*Raw data*:
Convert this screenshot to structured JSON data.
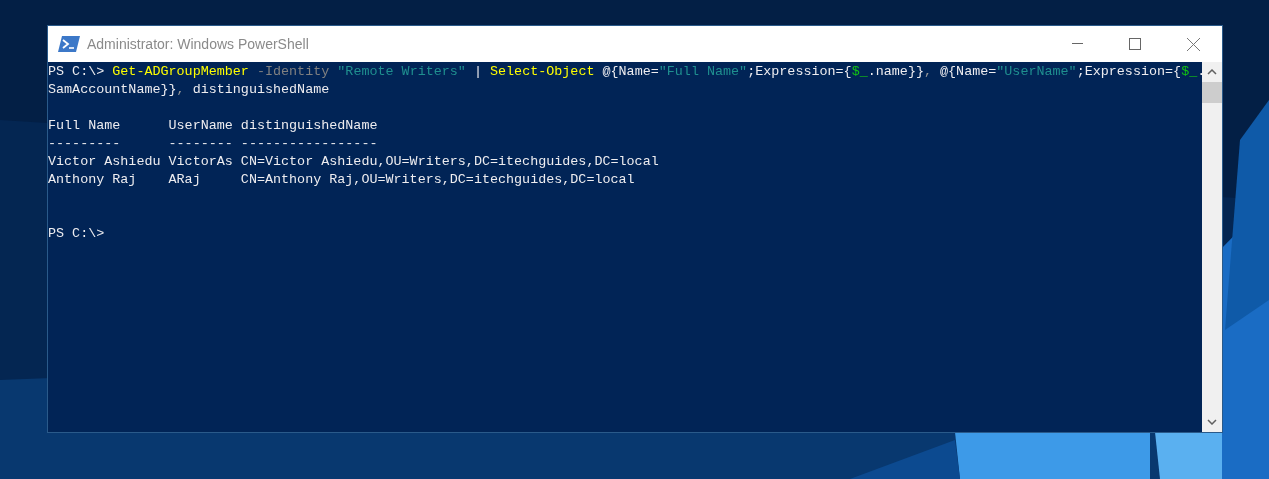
{
  "window": {
    "title": "Administrator: Windows PowerShell"
  },
  "console": {
    "lines": [
      {
        "kind": "text",
        "segments": [
          {
            "text": "PS C:\\> ",
            "kind": "plain"
          },
          {
            "text": "Get-ADGroupMember",
            "kind": "command"
          },
          {
            "text": " -Identity ",
            "kind": "parameter"
          },
          {
            "text": "\"Remote Writers\"",
            "kind": "string"
          },
          {
            "text": " | ",
            "kind": "plain"
          },
          {
            "text": "Select-Object",
            "kind": "command"
          },
          {
            "text": " @{Name=",
            "kind": "plain"
          },
          {
            "text": "\"Full Name\"",
            "kind": "string"
          },
          {
            "text": ";Expression={",
            "kind": "plain"
          },
          {
            "text": "$_",
            "kind": "variable"
          },
          {
            "text": ".name}}",
            "kind": "plain"
          },
          {
            "text": ", ",
            "kind": "operator"
          },
          {
            "text": "@{Name=",
            "kind": "plain"
          },
          {
            "text": "\"UserName\"",
            "kind": "string"
          },
          {
            "text": ";Expression={",
            "kind": "plain"
          },
          {
            "text": "$_",
            "kind": "variable"
          },
          {
            "text": ".",
            "kind": "plain"
          }
        ]
      },
      {
        "kind": "text",
        "segments": [
          {
            "text": "SamAccountName}}",
            "kind": "plain"
          },
          {
            "text": ", ",
            "kind": "operator"
          },
          {
            "text": "distinguishedName",
            "kind": "plain"
          }
        ]
      },
      {
        "kind": "blank"
      },
      {
        "kind": "text",
        "segments": [
          {
            "text": "Full Name      UserName distinguishedName",
            "kind": "plain"
          }
        ]
      },
      {
        "kind": "text",
        "segments": [
          {
            "text": "---------      -------- -----------------",
            "kind": "plain"
          }
        ]
      },
      {
        "kind": "text",
        "segments": [
          {
            "text": "Victor Ashiedu VictorAs CN=Victor Ashiedu,OU=Writers,DC=itechguides,DC=local",
            "kind": "plain"
          }
        ]
      },
      {
        "kind": "text",
        "segments": [
          {
            "text": "Anthony Raj    ARaj     CN=Anthony Raj,OU=Writers,DC=itechguides,DC=local",
            "kind": "plain"
          }
        ]
      },
      {
        "kind": "blank"
      },
      {
        "kind": "blank"
      },
      {
        "kind": "text",
        "segments": [
          {
            "text": "PS C:\\>",
            "kind": "plain"
          }
        ]
      }
    ]
  }
}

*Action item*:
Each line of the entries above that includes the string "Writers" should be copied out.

*Expected output*:
            "text": "\"Remote Writers\"",
            "text": "Victor Ashiedu VictorAs CN=Victor Ashiedu,OU=Writers,DC=itechguides,DC=local",
            "text": "Anthony Raj    ARaj     CN=Anthony Raj,OU=Writers,DC=itechguides,DC=local",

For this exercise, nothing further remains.